Time spent at work in 2004
October 07, 2005
Employed persons worked 7.6 hours on average on the days that they worked in 2004. They also worked longer hours on weekdays than on weekend days – 7.9 versus 5.8 hours.
Many more people worked on weekdays than on weekend days. About 83 percent of employed persons worked on an average weekday, compared with 33 percent on an average weekend day.
On the days both worked, employed men worked about an hour more than employed women. The difference partly reflects women’s greater likelihood of working part time. However, even among full-time workers (those usually working 35 hour or more per week), men worked slightly longer than women – 8.3 versus 7.8 hours.
The American Time Use Survey is the source of these data on time use. You can find out more about time spent at work by various segments of the population in American Time Use Survey — 2004 (PDF) (TXT), news release USDL 05-1766.
Bureau of Labor Statistics, U.S. Department of Labor, The Economics Daily, Time spent at work in 2004 on the Internet at http://www.bls.gov/opub/ted/2005/oct/wk1/art05.htm (visited September 29, 2016).
Recent editions of Spotlight on Statistics
A look at healthcare spending, employment, pay, benefits, and prices
As one of the largest U.S. industries, healthcare is steadily growing to meet the needs of an increasing population with an increasing life expectancy. This Spotlight looks at how much people spend on healthcare, current and projected employment in the industry, employer-provided healthcare benefits, healthcare prices, and pay for workers in healthcare occupations.

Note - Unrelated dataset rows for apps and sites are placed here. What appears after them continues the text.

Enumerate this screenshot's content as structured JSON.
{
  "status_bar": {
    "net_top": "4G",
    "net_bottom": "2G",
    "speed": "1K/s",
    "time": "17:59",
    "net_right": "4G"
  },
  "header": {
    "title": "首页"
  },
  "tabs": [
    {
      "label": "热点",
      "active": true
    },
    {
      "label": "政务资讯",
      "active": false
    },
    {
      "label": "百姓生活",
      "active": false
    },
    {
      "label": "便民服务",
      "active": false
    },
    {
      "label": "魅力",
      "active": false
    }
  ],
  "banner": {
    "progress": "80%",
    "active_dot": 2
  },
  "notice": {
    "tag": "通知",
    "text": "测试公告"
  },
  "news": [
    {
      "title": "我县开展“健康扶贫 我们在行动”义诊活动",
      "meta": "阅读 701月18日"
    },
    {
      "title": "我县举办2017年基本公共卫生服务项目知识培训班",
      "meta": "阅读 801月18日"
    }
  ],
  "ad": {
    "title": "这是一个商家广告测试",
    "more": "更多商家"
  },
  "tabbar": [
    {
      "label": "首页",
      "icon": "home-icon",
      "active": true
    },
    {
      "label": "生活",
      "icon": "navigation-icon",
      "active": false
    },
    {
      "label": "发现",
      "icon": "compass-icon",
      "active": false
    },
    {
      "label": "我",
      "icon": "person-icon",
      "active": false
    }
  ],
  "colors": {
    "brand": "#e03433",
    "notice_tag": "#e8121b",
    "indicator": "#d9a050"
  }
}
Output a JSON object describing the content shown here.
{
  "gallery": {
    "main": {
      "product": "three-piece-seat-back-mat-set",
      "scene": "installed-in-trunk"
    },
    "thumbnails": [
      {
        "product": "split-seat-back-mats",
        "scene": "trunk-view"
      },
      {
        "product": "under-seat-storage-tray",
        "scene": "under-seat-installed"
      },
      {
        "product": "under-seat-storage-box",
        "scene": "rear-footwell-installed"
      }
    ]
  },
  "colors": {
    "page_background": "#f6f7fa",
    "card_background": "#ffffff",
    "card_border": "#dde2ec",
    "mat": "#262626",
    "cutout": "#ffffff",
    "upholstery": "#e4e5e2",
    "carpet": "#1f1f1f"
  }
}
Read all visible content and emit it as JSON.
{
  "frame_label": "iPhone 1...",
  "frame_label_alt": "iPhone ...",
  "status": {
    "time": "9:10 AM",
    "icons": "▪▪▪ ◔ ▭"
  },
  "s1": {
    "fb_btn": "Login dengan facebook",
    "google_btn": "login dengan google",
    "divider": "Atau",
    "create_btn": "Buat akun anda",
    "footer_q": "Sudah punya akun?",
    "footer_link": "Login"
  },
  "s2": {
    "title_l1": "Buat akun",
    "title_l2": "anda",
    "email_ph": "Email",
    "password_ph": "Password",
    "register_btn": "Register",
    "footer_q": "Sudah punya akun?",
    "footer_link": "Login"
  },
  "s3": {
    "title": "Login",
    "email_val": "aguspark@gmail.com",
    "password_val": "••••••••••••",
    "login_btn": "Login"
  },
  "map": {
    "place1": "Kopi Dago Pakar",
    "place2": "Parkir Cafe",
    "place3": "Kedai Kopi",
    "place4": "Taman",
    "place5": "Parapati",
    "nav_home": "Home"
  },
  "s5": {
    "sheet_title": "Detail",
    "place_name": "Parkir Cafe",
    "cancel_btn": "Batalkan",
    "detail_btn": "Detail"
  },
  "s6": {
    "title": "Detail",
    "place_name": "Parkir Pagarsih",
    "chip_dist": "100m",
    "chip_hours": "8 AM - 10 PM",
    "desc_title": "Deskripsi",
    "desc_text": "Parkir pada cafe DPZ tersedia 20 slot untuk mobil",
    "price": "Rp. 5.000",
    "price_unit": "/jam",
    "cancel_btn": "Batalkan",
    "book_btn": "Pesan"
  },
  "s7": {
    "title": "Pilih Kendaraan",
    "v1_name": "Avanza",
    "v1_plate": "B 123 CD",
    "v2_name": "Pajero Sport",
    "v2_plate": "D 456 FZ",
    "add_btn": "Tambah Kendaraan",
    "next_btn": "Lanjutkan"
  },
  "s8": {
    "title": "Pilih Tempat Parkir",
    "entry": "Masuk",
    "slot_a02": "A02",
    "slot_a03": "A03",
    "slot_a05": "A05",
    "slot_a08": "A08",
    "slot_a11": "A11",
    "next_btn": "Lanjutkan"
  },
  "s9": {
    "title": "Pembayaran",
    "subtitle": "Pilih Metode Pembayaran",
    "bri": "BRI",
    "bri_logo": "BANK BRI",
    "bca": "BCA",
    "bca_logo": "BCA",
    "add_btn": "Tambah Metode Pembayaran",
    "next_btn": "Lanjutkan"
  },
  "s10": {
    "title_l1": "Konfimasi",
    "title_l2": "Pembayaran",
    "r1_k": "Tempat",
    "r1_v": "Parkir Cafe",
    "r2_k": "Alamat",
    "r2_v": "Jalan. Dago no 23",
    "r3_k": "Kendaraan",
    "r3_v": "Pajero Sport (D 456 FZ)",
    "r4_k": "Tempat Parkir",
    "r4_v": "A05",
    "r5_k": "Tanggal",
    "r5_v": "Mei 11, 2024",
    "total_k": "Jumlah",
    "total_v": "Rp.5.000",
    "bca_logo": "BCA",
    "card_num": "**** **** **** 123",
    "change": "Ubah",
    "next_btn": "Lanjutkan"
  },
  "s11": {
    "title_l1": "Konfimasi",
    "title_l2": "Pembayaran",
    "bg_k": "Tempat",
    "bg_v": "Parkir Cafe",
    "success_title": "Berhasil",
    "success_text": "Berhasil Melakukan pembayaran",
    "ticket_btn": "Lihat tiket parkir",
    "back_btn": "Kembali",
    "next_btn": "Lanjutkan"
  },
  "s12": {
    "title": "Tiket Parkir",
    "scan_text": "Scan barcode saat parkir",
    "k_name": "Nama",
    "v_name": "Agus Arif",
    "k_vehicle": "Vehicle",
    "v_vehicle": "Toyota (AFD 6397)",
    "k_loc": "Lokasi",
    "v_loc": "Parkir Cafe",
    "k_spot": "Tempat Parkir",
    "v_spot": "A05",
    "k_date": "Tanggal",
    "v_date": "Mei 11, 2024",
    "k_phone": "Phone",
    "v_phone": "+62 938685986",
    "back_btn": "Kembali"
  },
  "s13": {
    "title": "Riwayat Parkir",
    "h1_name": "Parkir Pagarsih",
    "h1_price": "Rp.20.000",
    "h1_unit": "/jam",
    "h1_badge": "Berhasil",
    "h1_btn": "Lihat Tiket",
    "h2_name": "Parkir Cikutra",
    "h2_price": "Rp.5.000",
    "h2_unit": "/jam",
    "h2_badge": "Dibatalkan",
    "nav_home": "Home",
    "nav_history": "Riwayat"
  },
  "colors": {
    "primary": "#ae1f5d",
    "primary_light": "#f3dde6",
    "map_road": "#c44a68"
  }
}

Employment and Wages in Healthcare Occupations
Healthcare occupations are a significant percentage of U.S. employment. Some of the largest and highest paying occupations are in healthcare. This Spotlight examines employment and wages for healthcare occupations.
Fifty years of looking at changes in peoples lives
Longitudinal surveys help us understand long-term changes, such as how events that happened when a person was in high school affect labor market success as an adult.